My first job was as a 'room attendant' (cleaner) in a large London hotel firm. Rooms cost (in 2000) upwards of £300 per night. I was the only British born person I ever met working there. The rates were £2 per room and I used to clean around 14 rooms per day, although some amazing women did up to 30. I guess nine out of ten colleagues were women. I would start work at 5 am and finish when I finished, usually in the early afternoon. I just came across this blog (thanks Leo Doran) and it took me back- every detail is exactly the same- the triangular point on the end of the toilet roll, the toxic blue powders which caught in your throat, the way we were constantly told to wear gloves but as everyone including the supervisors knew, gloves would slow us down to the point where we would lose money we couldn't afford to lose.
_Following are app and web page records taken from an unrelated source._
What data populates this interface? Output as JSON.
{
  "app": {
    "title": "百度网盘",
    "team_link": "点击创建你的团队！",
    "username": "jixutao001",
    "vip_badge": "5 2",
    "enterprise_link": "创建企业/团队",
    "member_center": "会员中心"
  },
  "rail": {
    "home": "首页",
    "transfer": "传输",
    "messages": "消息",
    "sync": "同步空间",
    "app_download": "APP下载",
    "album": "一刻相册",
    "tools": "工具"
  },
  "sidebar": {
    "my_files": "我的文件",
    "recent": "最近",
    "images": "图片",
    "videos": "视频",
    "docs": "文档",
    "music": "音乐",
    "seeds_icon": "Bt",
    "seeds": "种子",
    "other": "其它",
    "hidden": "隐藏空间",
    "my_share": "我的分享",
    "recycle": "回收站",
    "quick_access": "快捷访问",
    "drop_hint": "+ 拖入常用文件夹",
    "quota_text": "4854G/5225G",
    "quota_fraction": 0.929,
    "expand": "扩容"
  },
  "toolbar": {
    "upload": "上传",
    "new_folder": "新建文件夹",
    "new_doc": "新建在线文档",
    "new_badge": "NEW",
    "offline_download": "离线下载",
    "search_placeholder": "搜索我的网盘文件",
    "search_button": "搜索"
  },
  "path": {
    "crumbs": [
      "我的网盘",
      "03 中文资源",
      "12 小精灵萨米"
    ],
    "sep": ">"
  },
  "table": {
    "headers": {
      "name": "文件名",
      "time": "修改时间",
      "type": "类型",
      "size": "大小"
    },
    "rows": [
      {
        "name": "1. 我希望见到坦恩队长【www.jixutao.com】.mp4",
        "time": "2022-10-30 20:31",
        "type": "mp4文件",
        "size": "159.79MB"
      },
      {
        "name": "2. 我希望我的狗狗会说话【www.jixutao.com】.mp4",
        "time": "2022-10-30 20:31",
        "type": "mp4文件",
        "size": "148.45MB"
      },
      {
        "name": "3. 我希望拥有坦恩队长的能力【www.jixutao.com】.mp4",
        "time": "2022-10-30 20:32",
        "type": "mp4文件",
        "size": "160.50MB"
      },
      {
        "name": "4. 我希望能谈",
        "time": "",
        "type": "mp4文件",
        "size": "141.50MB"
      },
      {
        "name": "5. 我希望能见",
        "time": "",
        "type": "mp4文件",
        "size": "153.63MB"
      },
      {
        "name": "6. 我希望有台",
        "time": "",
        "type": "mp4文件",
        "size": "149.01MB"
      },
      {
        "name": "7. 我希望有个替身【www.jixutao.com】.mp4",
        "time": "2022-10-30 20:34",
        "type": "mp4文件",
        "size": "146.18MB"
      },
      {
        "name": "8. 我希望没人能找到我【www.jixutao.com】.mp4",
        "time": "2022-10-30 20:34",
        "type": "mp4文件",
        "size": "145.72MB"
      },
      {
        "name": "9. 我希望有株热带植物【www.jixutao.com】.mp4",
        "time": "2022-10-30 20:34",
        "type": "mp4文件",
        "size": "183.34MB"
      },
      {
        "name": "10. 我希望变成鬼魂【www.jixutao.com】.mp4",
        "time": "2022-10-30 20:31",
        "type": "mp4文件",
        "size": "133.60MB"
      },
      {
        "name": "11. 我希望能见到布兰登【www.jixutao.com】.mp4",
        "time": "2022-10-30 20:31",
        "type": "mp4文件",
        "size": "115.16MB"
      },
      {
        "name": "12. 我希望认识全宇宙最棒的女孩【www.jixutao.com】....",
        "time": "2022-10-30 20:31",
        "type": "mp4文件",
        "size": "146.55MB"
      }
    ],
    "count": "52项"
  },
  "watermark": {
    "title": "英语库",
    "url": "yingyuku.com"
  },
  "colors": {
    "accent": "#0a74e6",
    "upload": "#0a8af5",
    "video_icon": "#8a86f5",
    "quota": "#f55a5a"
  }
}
One day, there was a fire alarm in the hotel. We had not been trained or warned in any way for this, but I followed the women around me, pushed my heavy linen trolley against a wall, walked out down the grey service stairs to the smoking area to be counted. The fire brigade (it was a test) checked the corridors and found that the woman working next to me had left her trolley blocking the passage. We were both called into the office for an explanation. She was in her forties, maybe Lithuanian.
Two fire officers asked us what had happened. They were surprised by my shrill middle class tones. The woman tried to speak and began to cry. A supervisor called another member of staff to empty her locker (our lockers didn't lock). There was a sense that the woman had embarrassed the company. She was being asked to leave the building immediately. I said 'It was an accident, she didn't know.' The supervisor (who was not English) said 'You want to work in England, you got to speak English. No English, no job.' The woman's remaining rooms were divided among her neighbours to be cleaned, so I finished very late that day.